Occupy Charleston participant and U.S. Army veteran Rue Fitzpatrick started protesting in Occupy New Haven, Conn. After a month, he started traveling to other Occupy camps. He sees Charleston as an area that is in "desperate need of help."
"I'd been in the Army for four and a half years. I got out and there were no jobs for soldiers at all," Fitzpatrick said. "It hurts to see that. I really wanted to do something about it."
While the holidays pulled some participants back to their homes, Charleston occupiers say they will be back in public view soon. They haven't decided on a future encampment location, but the group is planning daytime protests and marches near Kanawha Boulevard and Davis and Haddad parks.
Mayor Jones maintains that occupiers are "not going to move into one of our parks. They're not going to have any tents. That's not what the parks are for."
Matheney said he hopes the mayor will recognize the protesters' right to assemble.
"I think Occupy Charleston would be no more than exercising their right as a citizen of this country, to stay wherever they might on property that is not only supported by, but provided by, our tax dollars," he said. ". . . Those of us at West Virginia AFL-CIO support Occupy Charleston, but we support the Constitution and feel that those who speak out are the greatest patriots."
A general assembly meeting for Occupy Charleston was held Saturday in Davis Park, but was closed to the news media. The most recent event scheduled for local protesters is the Occupy the Court rally on Jan. 20. From noon to 5 p.m., participants will gather at the Robert C. Byrd Federal Building to "protest the Supreme Court's decision to treat corporate money as " 'free speech,' " according to the rally's Facebook page.

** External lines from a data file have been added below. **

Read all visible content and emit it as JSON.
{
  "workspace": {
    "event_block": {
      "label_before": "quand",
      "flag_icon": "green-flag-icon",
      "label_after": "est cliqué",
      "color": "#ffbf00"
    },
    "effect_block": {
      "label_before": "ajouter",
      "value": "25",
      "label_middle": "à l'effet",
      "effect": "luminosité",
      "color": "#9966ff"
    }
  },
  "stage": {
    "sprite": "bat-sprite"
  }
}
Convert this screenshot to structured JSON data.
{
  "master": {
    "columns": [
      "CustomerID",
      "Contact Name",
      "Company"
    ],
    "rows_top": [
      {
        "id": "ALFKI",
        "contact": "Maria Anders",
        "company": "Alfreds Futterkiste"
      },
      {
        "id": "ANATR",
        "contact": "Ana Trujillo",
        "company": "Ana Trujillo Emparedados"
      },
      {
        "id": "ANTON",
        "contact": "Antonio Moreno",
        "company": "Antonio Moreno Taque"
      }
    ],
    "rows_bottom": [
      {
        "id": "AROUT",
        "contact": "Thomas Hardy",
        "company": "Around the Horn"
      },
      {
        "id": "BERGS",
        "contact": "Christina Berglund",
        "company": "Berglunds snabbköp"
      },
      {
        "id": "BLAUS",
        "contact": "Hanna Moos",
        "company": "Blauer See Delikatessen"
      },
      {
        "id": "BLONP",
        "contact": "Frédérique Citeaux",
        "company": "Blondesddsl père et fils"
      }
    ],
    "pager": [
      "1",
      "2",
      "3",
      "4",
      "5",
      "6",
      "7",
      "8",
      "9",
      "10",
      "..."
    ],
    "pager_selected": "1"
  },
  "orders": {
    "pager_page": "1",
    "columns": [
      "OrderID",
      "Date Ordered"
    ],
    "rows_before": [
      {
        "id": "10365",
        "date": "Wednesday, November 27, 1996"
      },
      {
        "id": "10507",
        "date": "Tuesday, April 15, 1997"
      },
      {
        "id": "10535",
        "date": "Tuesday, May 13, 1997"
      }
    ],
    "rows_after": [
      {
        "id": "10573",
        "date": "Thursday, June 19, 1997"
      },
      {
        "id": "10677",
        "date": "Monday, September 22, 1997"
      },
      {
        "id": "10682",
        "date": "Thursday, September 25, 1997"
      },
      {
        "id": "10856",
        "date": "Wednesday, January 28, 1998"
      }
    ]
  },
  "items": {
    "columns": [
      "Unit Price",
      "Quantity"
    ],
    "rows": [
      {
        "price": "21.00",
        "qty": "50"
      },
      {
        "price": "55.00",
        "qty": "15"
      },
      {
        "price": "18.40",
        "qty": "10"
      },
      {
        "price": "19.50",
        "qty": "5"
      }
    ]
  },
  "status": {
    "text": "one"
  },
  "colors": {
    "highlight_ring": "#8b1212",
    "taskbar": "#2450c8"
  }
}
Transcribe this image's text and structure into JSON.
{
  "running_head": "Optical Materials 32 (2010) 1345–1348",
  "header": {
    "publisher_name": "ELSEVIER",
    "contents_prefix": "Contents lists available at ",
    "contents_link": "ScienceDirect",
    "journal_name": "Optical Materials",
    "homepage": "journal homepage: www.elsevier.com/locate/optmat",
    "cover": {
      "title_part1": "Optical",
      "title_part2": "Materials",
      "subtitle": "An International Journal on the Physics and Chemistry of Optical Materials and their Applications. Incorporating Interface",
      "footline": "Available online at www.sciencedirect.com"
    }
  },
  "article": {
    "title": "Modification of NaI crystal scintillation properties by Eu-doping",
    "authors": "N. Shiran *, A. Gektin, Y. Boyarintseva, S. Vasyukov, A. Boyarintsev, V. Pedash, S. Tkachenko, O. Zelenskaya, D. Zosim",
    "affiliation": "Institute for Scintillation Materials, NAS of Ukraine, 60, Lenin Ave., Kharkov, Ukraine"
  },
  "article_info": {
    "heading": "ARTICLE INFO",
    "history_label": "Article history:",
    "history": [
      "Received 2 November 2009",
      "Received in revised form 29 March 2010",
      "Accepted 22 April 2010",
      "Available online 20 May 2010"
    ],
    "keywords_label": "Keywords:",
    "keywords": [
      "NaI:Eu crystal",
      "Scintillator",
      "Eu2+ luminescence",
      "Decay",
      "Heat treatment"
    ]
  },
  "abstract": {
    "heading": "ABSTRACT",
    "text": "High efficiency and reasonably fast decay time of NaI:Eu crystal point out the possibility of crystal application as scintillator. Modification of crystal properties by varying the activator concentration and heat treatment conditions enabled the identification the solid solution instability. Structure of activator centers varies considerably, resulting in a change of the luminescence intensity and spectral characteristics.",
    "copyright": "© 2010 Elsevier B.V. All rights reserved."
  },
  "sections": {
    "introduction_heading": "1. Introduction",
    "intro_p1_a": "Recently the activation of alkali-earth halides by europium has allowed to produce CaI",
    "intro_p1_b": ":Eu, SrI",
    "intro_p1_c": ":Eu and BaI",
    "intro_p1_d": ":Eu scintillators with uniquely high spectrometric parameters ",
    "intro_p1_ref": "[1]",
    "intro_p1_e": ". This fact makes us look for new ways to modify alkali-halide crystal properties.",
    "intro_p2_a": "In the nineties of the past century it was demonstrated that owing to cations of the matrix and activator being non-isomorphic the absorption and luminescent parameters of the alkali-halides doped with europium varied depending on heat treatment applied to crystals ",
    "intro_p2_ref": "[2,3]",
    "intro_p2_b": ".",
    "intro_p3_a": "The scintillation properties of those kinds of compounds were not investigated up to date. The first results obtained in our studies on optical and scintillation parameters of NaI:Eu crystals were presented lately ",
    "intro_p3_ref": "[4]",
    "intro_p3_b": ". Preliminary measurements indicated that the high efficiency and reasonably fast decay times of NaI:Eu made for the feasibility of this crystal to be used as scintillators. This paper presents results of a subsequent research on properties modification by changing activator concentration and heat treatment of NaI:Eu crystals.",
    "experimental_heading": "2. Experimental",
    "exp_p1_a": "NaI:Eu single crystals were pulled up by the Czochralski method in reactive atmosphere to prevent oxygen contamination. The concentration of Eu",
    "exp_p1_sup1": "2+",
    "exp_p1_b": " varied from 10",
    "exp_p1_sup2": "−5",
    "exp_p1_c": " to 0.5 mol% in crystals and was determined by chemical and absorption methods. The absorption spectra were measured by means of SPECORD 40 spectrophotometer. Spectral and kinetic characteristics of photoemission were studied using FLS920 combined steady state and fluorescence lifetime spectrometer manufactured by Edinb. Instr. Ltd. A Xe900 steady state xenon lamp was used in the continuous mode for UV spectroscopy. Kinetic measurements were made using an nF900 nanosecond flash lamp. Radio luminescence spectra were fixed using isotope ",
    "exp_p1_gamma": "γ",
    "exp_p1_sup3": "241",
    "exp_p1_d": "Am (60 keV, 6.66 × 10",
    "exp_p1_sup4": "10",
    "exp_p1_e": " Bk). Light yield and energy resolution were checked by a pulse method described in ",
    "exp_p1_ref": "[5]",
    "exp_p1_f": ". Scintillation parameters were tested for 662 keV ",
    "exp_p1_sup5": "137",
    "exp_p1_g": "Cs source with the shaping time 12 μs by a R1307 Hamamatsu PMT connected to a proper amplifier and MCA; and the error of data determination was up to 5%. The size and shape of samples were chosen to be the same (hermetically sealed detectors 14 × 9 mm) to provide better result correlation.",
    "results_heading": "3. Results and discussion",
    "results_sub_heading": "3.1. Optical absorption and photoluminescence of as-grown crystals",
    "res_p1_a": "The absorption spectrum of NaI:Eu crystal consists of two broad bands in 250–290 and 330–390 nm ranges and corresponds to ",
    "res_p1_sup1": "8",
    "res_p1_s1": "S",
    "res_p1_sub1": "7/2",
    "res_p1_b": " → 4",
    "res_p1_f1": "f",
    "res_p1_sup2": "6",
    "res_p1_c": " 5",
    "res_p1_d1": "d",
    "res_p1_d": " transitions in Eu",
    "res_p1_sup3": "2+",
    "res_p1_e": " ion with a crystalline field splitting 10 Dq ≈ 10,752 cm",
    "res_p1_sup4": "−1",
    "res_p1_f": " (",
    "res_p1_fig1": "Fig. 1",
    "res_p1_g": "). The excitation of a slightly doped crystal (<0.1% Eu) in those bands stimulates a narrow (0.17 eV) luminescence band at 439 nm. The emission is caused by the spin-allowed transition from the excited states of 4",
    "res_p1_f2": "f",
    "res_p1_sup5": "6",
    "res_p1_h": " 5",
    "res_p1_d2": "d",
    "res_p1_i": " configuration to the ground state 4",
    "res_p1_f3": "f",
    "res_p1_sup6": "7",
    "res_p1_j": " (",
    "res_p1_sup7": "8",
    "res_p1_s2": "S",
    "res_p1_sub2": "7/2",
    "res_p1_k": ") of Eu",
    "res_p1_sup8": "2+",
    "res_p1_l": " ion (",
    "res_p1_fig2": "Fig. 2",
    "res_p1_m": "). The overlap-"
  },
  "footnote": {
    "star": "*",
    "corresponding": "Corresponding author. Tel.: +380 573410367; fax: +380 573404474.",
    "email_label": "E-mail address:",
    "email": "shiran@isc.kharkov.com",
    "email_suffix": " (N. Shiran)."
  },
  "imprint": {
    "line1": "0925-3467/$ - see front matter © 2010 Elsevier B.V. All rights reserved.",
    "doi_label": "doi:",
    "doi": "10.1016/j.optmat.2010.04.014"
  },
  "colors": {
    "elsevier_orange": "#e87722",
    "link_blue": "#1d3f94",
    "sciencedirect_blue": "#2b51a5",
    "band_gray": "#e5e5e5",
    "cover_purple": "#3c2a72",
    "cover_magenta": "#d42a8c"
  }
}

Hedda Haning, one of the event's organizers, said the rally is one of many to take place nationally, including protests in Clarksburg, Martinsburg, Morgantown and Fairmont. Hanning said the group invited delegates and senators, and hopes to talk to Sens. Jay Rockefeller and Joe Manchin, both D-W.Va., about the Supreme Court decision in the Citizens United case, which allows corporations and labor unions to fund political advertisements on the same basis as individuals.
According to news reports, the Occupy movement is organizing a massive general assembly for July 4 in Philadelphia. The plans are found in a document posted online by an "Occupy Wall Street" working group, titled "The 99 Percent Declaration." The proposal says the assembly would operate similarly to the original "Committees of Correspondence" -- the Founding Fathers who met in Philadelphia prior to what the group refers to as "the first American Revolution."
Trevor Payne of Occupy Charleston said the group will be actively protesting at least until that date.
"It's the only real chance for change," Payne said, "and I won't give it up for anybody."
Reach Shelly Davidov at shel...@wvgazette.com or 304-348-4882.